On July 7, five police officers in Dallas were shot and killed by a lone sniper who specifically targeted law enforcement during a peaceful protest.
A dozen more officers were injured during the shooting, as well as two civilians. This was the deadliest incident for law enforcement since Sept. 11 and police departments throughout the country are hurting.
Things are no different locally.
When King County Sheriff John Urquhart first learned about the shooting, he was at home eating dinner. The 40-year law enforcement veteran said his initial reaction to the unfolding news was one of horror.

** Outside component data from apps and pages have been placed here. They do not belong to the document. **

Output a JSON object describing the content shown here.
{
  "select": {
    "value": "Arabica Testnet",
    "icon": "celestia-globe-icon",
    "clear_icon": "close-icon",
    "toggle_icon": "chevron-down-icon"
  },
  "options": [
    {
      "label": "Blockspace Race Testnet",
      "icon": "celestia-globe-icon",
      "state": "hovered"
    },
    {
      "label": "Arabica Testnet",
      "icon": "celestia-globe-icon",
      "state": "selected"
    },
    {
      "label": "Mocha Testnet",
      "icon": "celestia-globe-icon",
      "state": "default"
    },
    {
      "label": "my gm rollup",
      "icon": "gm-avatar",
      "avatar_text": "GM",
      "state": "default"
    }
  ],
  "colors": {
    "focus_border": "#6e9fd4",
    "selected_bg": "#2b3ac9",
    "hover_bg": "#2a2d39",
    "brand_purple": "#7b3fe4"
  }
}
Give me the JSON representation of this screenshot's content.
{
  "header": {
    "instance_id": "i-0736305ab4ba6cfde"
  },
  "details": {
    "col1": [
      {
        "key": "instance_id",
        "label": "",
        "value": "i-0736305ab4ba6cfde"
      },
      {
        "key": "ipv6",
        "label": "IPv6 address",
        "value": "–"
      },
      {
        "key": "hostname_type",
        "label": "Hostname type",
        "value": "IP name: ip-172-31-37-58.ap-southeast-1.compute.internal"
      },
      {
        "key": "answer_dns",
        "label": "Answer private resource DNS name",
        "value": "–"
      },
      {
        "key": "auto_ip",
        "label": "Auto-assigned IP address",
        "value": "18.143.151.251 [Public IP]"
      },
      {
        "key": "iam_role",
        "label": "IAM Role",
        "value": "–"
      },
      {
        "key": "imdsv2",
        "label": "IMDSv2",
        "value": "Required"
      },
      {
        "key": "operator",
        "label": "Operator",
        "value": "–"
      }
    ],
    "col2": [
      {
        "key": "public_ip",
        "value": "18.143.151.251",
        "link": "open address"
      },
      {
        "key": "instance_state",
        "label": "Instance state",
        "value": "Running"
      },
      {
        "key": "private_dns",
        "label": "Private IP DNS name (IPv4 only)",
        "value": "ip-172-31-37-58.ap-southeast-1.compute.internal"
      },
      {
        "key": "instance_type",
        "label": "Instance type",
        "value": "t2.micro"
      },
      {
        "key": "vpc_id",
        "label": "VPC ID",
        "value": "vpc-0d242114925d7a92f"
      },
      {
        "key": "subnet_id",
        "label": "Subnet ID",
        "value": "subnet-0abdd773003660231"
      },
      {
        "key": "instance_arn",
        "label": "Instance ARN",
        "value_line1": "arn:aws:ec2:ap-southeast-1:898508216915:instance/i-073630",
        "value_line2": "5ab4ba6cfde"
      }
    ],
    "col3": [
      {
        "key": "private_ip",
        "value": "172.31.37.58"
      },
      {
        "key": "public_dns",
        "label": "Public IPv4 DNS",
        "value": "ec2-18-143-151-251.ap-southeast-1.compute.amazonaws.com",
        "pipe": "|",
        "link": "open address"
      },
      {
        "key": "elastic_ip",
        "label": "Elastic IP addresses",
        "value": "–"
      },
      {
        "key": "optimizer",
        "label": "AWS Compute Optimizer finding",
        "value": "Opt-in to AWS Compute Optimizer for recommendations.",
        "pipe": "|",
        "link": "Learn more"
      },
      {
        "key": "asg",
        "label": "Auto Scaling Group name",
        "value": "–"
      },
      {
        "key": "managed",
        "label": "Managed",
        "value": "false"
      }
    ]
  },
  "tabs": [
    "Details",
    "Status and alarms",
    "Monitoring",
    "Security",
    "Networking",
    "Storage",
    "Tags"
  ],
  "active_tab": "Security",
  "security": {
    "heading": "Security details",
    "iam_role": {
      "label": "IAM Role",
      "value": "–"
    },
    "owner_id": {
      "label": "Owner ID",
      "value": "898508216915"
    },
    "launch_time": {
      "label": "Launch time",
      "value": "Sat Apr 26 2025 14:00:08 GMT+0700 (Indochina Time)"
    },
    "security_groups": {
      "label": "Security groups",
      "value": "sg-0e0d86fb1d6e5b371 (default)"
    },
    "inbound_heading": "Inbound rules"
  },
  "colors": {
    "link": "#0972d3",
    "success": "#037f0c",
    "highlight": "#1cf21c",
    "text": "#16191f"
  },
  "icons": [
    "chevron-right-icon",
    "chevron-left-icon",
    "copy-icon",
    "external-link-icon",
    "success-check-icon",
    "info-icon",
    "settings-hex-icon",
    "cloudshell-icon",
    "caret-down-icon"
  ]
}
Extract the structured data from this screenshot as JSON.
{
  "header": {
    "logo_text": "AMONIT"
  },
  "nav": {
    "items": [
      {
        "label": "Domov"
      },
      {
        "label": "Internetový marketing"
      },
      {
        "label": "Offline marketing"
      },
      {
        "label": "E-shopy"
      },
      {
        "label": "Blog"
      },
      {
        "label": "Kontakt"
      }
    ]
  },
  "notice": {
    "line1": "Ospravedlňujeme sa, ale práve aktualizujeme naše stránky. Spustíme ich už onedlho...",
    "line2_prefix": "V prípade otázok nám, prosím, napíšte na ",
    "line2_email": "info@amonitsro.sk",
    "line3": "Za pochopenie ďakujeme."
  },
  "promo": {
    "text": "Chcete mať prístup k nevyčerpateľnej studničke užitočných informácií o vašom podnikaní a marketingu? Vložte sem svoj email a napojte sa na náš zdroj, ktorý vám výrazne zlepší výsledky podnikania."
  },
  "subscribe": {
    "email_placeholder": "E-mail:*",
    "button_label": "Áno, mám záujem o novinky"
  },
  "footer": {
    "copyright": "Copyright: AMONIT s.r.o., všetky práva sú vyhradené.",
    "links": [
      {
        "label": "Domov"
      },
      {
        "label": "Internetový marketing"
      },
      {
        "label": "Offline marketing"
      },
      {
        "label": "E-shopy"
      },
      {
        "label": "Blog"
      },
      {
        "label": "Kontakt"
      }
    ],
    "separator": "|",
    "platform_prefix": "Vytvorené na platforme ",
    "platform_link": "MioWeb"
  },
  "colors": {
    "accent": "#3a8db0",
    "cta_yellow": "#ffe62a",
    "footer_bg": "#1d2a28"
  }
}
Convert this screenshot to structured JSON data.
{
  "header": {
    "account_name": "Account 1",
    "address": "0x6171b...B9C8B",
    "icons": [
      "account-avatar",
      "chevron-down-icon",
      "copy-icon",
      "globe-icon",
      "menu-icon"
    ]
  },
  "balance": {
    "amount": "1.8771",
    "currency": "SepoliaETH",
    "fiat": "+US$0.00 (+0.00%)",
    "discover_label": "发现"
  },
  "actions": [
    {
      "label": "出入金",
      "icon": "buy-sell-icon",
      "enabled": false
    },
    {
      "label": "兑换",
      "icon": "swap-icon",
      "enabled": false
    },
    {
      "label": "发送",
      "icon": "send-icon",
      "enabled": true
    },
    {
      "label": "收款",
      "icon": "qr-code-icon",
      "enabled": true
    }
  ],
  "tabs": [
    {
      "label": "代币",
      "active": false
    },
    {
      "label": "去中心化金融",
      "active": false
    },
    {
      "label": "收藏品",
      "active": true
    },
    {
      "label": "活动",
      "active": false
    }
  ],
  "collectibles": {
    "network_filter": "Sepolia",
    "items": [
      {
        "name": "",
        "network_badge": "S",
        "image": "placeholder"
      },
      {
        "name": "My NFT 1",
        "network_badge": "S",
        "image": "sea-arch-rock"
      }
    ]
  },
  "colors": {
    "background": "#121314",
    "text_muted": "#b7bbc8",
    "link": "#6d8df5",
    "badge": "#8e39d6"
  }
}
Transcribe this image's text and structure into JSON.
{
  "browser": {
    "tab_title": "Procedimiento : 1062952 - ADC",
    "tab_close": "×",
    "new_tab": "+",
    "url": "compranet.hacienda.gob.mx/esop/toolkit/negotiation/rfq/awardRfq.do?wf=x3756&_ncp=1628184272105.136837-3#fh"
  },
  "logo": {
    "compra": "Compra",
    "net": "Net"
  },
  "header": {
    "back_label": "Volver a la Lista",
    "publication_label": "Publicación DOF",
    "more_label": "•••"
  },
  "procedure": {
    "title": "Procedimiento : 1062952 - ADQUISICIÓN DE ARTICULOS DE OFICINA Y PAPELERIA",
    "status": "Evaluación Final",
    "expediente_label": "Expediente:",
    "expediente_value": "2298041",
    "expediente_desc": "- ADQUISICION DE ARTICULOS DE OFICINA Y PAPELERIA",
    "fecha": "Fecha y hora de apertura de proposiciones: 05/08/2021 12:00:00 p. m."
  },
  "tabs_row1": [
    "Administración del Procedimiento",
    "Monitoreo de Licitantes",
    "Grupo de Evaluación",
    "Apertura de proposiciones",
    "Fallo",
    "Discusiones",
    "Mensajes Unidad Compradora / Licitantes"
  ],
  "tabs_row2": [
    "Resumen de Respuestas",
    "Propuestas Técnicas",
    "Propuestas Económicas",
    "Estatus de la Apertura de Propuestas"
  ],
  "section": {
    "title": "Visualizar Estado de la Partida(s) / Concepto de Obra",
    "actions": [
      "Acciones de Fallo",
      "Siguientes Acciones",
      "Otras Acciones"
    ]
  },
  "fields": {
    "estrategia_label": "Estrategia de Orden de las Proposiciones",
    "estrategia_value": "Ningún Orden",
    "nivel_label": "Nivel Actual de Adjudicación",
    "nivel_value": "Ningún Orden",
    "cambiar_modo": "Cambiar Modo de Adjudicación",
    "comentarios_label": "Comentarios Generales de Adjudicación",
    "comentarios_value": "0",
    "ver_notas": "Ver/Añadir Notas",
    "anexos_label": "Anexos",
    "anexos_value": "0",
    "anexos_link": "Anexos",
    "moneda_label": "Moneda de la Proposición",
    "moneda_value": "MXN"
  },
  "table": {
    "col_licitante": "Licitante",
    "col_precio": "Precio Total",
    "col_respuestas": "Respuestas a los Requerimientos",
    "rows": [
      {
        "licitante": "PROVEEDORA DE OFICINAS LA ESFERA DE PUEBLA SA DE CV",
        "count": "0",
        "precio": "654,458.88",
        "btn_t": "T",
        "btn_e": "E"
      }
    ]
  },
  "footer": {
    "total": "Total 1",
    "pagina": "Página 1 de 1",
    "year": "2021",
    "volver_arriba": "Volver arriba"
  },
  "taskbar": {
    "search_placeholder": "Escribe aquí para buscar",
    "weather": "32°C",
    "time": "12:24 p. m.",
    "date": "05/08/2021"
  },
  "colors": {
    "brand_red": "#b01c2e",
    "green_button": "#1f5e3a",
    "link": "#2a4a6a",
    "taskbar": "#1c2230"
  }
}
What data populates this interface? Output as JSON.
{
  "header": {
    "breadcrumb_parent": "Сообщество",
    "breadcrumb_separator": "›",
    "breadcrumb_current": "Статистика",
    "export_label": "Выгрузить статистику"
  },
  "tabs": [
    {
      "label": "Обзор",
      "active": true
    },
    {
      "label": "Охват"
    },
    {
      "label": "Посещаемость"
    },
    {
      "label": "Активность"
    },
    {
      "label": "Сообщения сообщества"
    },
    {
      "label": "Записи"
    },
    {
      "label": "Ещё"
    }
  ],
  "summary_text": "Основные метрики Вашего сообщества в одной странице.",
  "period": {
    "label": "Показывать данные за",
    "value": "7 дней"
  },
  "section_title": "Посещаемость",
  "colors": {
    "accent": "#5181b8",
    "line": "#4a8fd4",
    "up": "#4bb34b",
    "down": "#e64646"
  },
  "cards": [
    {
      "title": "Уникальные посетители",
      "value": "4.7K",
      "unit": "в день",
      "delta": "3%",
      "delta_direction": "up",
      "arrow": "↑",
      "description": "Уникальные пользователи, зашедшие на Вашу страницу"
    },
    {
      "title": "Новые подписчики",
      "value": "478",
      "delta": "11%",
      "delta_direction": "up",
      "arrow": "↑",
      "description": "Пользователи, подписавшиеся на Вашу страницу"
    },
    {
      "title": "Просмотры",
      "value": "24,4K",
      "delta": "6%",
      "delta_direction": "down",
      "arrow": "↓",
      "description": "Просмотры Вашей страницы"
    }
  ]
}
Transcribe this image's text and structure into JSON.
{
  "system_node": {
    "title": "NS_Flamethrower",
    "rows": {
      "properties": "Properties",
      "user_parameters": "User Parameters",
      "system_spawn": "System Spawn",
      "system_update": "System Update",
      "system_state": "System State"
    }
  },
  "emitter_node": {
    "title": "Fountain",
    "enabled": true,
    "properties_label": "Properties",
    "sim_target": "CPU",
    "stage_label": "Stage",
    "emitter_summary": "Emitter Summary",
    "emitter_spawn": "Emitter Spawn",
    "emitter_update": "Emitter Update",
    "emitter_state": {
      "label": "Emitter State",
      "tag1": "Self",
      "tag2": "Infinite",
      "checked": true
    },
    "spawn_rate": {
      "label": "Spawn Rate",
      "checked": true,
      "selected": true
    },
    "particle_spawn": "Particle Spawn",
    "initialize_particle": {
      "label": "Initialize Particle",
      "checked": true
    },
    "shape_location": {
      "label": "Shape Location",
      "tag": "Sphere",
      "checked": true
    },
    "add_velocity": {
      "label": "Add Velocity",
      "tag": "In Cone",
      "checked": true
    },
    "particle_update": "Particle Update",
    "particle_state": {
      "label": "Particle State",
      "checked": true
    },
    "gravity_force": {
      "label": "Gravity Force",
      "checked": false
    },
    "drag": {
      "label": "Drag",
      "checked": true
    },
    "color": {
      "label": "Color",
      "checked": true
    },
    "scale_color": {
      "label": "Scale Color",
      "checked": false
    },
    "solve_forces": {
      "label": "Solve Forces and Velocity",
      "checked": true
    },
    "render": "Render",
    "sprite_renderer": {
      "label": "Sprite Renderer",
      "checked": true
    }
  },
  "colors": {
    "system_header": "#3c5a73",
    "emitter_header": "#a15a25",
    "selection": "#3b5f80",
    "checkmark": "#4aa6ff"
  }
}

About 110-150 officers die in the line of duty each year but this was the first time Urquhart had heard of law enforcement being targeted in an organized, methodical and planned way.
“That’s something we haven’t faced before,” he said. “It’s very different.”
That same evening, Urquhart sent out a message to both commissioned and civilian staff in the King County Sheriff’s Office (KCSO) about the shooting.
“We’re a big family,” he said about not just his office, but the law enforcement community as a whole and how they all have been affected.
Police Chief Kristi Wilson also took the time to address the shootings with the Redmond Police Department (RPD). She said she spent several days meeting with staff to acknowledge the pain and sorrow they are all feeling.
Wilson also reinforced the department’s commitment to their values and to the community.
“We will be smart, be safe and we will not allow fear to modify who we are and what we stand for as an organization,” she said. “We are committed to this community and that will not change.”
Urquhart also stressed the importance of their jobs with his staff. He told deputies that regardless of last week’s events, they must remain professional and understand that they have the majority of the community’s support.
For Sgt. Cindi West with KCSO, who has worked in law enforcement for 32 years, that support has waned a bit in recent years as there has been more controversy involving law enforcement in the news. She said when she has been working, she has received more verbal comments from members of the public who make it clear they do not support police.
While this may be the case, West said she also receives many verbal comments of support from the public when she has been out in public.
She said the actions of a few can overshadow the work of the rest of the law enforcement community. West knows that 99 percent of officers out there do a good job and sometimes the negative comments can take their toll.
In the wake of the Dallas shooting, local law enforcement agencies as well as departments across the country have seen an outpouring of support from their communities.
Wilson said at RPD, they have received emails, notes, flowers and desserts.
“It truly has been greatly appreciated by staff,” she said. “They are able to see firsthand the strength of community and the level of support we have in our community.”
Urquhart said he has also received emails of support and people have come into various precincts offering both condolences and support.
“A very nice reaction from the community,” he said.
Chris Barringer, who has been Urquhart’s chief of staff since December 2012 and completed police academy training in January, has also witnessed community support firsthand.
He said he was in a coffee shop at the start of a recent shift when he saw someone outside leave an envelope on a colleague’s squad car’s windshield. Barringer was initially concerned about the note but it ended up being a gift card and note thanking them for the work they do. In addition, he said people have brought cookies into their precinct.
Despite this show of support, last week’s shooting has also raised concerns of copycats, Barringer said.
He said when he learned about the events in Dallas, he called his brother, who is also a police officer, working in Oregon. Barringer’s brother was on duty at the time and had not heard what had happened yet.
“It hit home for the first time for me,” Barringer said.
West said the shooting was also a reminder that there is still more work to be done with the relationship between law enforcement and the black community.
She said law enforcement in Washington go through initial training at the academy and receive ongoing training on how to deal with people of different cultures and backgrounds.
Uquhart added that in his office, they are trained to recognize any personal implicit biases they may have and that they do not tolerate racially profiling people.
He said he does not blame any community for the actions of one person and asks that people do not blame his profession for the actions of few.
Orenthal Johnson, who owns The Lash & Wax Boutique in downtown Redmond, said while he has not had any issues with police personally, as a black man, he still feels fear around law enforcement.
“Yeah, I’m scared. I’m totally scared. Why wouldn’t I be?” he said.
Despite this fear, Johnson said violence against police is not the answer.
He said there needs to be better communication and outreach between police and the black community, especially in urban communities.
“We need open, positive dialogue in our communities so we can create positive change,” she said. “In challenging times, the community looks to us for calm and now is the time for us the continue to step forward and be leaders in the community.”
Wilson stressed the importance of police’s relationships within the community and the need to continue these connections.
She said one opportunity to work on those community-police relations is National Night out, which is Aug. 2.
“Police officers and community members working together to collaboratively resolve community issues and continue to build our sense of community,” Wilson said, “this is the core of who we are as police officers.”